Element data from apps and pages:

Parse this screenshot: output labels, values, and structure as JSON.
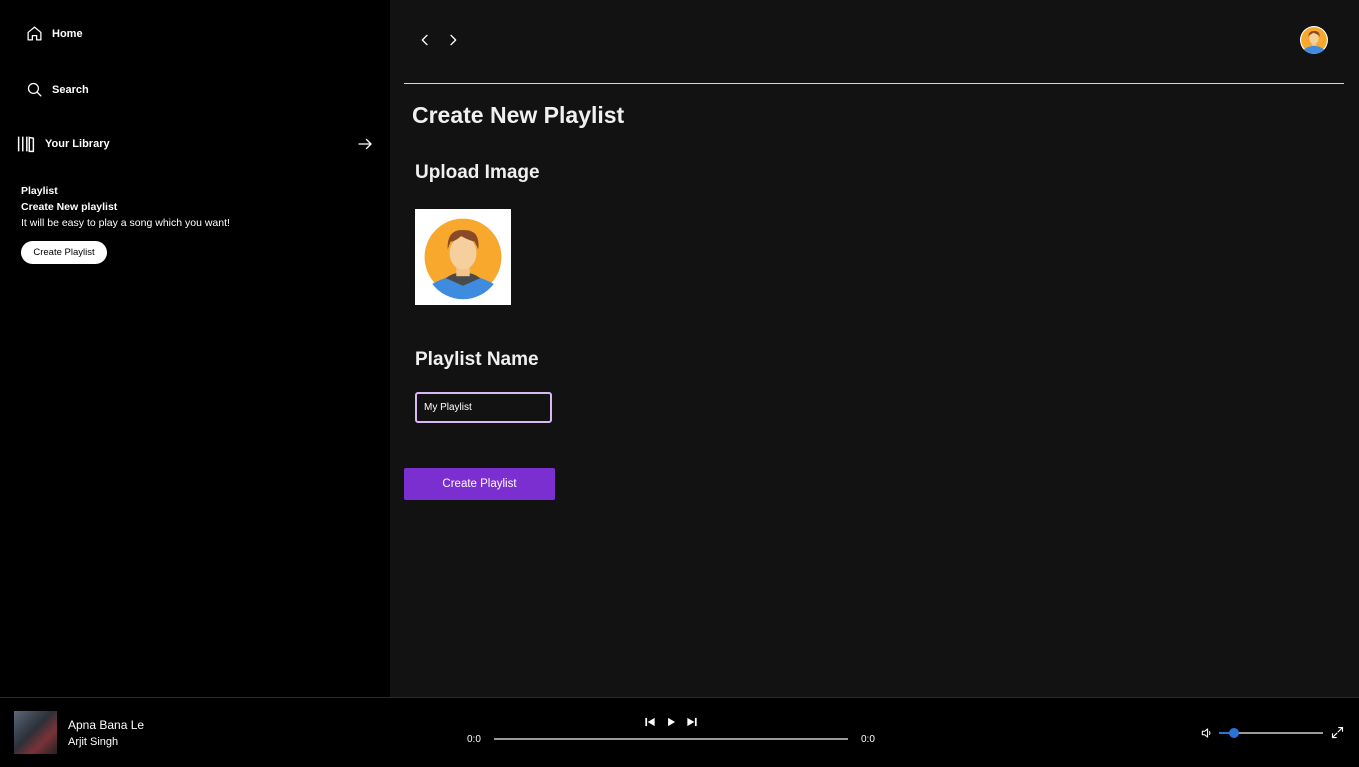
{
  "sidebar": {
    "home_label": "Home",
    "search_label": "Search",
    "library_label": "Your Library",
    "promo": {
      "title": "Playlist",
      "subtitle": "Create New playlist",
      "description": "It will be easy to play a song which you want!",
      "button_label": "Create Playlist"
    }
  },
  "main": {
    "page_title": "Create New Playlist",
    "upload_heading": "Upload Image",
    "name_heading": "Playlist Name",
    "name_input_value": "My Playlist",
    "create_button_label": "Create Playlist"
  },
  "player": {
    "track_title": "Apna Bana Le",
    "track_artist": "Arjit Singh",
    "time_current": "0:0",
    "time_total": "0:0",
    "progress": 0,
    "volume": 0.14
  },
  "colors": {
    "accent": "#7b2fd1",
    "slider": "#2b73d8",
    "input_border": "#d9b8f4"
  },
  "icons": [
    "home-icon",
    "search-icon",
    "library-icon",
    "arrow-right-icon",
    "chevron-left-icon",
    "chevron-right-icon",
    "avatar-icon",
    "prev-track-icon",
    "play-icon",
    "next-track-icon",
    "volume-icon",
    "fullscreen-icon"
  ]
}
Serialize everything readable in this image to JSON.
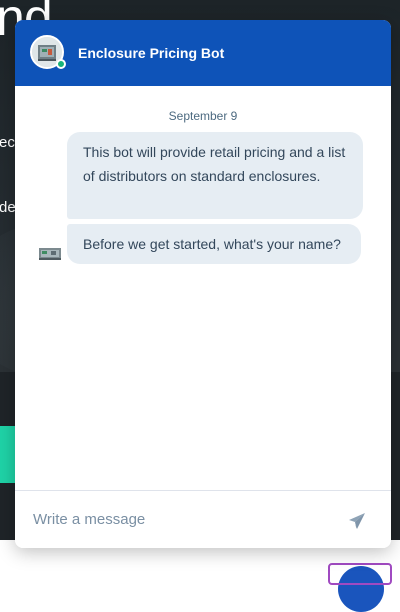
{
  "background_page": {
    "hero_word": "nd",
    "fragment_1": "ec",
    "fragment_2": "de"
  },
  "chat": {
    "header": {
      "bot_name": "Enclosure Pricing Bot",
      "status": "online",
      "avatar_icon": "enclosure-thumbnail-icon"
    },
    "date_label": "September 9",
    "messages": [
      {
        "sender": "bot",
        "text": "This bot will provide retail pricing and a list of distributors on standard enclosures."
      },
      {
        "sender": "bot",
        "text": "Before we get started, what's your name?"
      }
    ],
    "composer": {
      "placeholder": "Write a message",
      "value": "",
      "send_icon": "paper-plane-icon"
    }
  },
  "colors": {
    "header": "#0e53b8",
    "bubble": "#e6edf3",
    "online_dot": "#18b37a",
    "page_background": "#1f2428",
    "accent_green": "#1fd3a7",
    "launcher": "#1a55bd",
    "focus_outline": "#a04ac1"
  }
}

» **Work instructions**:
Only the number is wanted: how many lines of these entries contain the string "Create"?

» **Solution to the exercise**:
4